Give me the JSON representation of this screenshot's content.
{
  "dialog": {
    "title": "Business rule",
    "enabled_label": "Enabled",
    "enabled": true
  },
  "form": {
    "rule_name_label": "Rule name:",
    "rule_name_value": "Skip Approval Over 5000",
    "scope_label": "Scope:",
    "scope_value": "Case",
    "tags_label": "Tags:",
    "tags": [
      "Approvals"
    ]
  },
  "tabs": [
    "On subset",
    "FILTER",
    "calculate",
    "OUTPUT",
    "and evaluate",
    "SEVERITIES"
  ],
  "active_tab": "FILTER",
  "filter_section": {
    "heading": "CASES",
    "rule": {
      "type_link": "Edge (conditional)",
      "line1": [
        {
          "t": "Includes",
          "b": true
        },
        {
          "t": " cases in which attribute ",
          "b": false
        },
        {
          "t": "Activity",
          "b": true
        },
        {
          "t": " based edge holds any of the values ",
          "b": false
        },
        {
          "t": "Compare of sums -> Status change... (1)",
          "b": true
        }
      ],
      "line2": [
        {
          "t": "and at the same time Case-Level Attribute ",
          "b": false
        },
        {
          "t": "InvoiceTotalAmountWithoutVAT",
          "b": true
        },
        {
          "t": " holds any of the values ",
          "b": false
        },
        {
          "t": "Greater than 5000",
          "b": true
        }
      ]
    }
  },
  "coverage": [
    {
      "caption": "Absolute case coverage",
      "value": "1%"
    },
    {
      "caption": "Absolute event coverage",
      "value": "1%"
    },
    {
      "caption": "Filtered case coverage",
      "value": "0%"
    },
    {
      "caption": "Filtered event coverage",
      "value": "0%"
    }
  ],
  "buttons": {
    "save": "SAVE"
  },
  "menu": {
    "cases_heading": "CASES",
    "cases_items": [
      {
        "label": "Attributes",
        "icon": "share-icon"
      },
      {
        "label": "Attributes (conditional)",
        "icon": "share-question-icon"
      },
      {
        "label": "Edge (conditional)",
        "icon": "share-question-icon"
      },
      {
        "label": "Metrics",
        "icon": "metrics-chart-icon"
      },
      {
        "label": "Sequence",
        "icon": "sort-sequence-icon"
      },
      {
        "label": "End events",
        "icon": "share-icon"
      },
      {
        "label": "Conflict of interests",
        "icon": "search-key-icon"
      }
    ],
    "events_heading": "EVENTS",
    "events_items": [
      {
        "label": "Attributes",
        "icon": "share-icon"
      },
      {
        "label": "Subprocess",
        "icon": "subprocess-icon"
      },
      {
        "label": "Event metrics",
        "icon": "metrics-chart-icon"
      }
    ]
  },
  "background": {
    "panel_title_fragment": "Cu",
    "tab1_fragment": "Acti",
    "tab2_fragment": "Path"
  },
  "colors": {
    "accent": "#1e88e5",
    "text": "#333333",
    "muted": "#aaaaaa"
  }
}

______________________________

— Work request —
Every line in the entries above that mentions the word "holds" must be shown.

— Reply to the exercise —
          "t": " based edge holds any of the values ",
          "t": " holds any of the values ",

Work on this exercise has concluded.